I also got "The Pasta Machine Coookbook" today and now my inspiration is going wild (too fast). There is a recipe for apricot corn pasta (semolina, cornmeal, and apricot nectar). I think I am going to substitute agave nectar when making pappardelle and serve it with some fish on top . Maybe thin cut walleye strips or catfish.

k.

just roll out sheets, cut rectangles, and hand cut pappardelle... thats how everyone i know does it

mr drinky
07-15-2011, 11:06 PM
Yeah, that sheet thing was how I was going to do it, but this guy on IC rolled the sheets like a jelly roll and then cut it like a loin.

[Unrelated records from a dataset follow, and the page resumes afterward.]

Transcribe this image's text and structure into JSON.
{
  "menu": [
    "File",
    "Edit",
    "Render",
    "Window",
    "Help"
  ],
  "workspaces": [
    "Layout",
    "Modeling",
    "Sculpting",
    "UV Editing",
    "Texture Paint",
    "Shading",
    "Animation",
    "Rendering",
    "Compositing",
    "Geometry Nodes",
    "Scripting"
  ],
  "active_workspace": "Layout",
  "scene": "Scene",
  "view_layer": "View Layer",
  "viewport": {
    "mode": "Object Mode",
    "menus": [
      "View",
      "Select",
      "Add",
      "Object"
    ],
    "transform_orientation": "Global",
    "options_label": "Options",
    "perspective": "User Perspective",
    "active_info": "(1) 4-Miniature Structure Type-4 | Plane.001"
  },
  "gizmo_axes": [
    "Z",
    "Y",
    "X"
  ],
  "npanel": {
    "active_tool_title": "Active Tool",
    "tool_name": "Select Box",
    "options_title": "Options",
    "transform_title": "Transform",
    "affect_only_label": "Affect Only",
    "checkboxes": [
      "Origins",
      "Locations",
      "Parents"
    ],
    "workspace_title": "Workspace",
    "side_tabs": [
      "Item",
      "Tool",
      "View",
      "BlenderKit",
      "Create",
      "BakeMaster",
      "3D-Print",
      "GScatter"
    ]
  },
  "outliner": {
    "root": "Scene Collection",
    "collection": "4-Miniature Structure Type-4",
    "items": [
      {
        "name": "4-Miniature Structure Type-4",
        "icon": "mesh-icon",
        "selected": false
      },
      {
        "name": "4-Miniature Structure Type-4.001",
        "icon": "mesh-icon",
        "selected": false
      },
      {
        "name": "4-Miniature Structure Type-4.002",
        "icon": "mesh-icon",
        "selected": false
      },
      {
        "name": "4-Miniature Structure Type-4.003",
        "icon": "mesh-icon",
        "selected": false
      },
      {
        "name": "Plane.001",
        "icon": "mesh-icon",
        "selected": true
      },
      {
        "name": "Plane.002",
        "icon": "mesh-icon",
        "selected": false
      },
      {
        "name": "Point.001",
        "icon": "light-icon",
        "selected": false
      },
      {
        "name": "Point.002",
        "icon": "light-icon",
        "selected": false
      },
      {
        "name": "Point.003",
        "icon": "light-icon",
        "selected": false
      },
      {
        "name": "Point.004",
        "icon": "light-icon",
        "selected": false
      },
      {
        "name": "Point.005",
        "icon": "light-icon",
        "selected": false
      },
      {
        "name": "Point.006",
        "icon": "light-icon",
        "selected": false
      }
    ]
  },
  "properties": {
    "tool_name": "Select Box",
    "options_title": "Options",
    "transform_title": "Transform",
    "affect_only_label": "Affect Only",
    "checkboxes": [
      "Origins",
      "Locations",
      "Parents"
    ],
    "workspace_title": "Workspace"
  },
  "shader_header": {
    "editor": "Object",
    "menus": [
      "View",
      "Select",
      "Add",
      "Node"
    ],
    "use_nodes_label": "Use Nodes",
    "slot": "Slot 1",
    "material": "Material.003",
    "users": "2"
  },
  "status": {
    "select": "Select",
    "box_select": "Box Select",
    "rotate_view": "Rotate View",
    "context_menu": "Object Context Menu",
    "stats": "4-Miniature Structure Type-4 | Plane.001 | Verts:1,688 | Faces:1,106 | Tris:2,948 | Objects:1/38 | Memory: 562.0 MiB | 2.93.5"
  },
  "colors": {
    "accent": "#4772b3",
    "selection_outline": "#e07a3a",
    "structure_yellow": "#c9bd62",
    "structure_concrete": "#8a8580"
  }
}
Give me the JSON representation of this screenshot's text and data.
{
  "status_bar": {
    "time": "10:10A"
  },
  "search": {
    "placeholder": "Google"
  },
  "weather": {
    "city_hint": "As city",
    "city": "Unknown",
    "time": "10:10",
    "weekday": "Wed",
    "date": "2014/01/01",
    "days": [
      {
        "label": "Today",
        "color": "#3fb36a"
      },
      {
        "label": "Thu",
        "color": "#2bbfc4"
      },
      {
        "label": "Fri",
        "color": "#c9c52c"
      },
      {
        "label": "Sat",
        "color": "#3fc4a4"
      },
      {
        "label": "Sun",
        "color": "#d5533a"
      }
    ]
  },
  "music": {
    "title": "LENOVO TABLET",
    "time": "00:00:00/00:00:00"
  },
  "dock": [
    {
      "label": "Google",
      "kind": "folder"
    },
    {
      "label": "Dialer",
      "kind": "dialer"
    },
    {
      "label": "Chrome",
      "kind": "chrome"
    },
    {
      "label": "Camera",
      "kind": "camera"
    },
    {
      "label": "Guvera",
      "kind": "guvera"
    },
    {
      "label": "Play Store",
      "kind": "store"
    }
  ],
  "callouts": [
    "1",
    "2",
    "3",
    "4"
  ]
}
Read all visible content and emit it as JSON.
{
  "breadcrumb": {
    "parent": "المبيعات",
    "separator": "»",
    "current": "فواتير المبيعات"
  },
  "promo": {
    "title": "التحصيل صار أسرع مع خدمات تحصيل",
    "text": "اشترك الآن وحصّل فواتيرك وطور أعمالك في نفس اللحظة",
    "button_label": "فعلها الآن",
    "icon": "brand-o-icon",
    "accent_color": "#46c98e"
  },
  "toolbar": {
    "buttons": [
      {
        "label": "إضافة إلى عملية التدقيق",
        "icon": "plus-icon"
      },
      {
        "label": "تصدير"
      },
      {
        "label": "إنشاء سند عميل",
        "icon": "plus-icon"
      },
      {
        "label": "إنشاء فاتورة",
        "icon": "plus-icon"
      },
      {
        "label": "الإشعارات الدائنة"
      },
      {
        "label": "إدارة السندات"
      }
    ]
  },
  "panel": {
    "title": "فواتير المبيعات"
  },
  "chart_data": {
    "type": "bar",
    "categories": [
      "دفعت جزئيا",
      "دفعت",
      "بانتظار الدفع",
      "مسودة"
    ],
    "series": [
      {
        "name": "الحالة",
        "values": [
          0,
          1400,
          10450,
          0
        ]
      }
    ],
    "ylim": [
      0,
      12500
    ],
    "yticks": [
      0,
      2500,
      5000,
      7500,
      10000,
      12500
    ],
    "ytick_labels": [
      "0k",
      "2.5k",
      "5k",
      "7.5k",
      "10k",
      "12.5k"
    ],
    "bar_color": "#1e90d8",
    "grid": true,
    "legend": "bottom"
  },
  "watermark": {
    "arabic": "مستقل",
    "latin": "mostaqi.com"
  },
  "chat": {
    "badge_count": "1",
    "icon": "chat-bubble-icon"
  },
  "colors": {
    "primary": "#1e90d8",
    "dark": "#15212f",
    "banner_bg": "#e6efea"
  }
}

It was easy to get uniform width.

k.

WildBoar
07-18-2011, 04:41 PM
Yeah, that sheet thing was how I was going to do it, but this guy on IC rolled the sheets like a jelly roll and then cut it like a loin. It was easy to get uniform width.

k.That's how we have done it.

BTW, the best use of pappardelle is in pappardelle con cinghiale (my user name namesake) :hungry:

MadMel
07-19-2011, 07:03 AM
That's how we have done it.

BTW, the best use of pappardelle is in pappardelle con cinghiale (my user name namesake) :hungry:

+1 to that!!

Keith Neal
08-16-2011, 03:26 AM
I prefer the old fashioned recipe: 4 cups AP flour in the Kitchen Aid mixer and add eggs until the consistency is right -- usually 6. The heavy duty Kitchen Aid will knead it, though I ruined a little Kitchen Aid doing this. I always let the dough rest for 30 minutes after kneading. I freeze some of the dough. When thawed it is just like new. After rolling out, I usually use the fettucini cutter, but sometimes her ladyship likes the dough rolled out and put on the counter for her to cut by hand to desired odd shapes. Then flour one sliced green tomato (for two people) with salt and pepper, saute in olive oil, add milk and fresh ground nutmeg to build a Bechemel sauce, and toss in the cooked pasta. It usually requires a fair amount of pasta water to loosen. Delicious.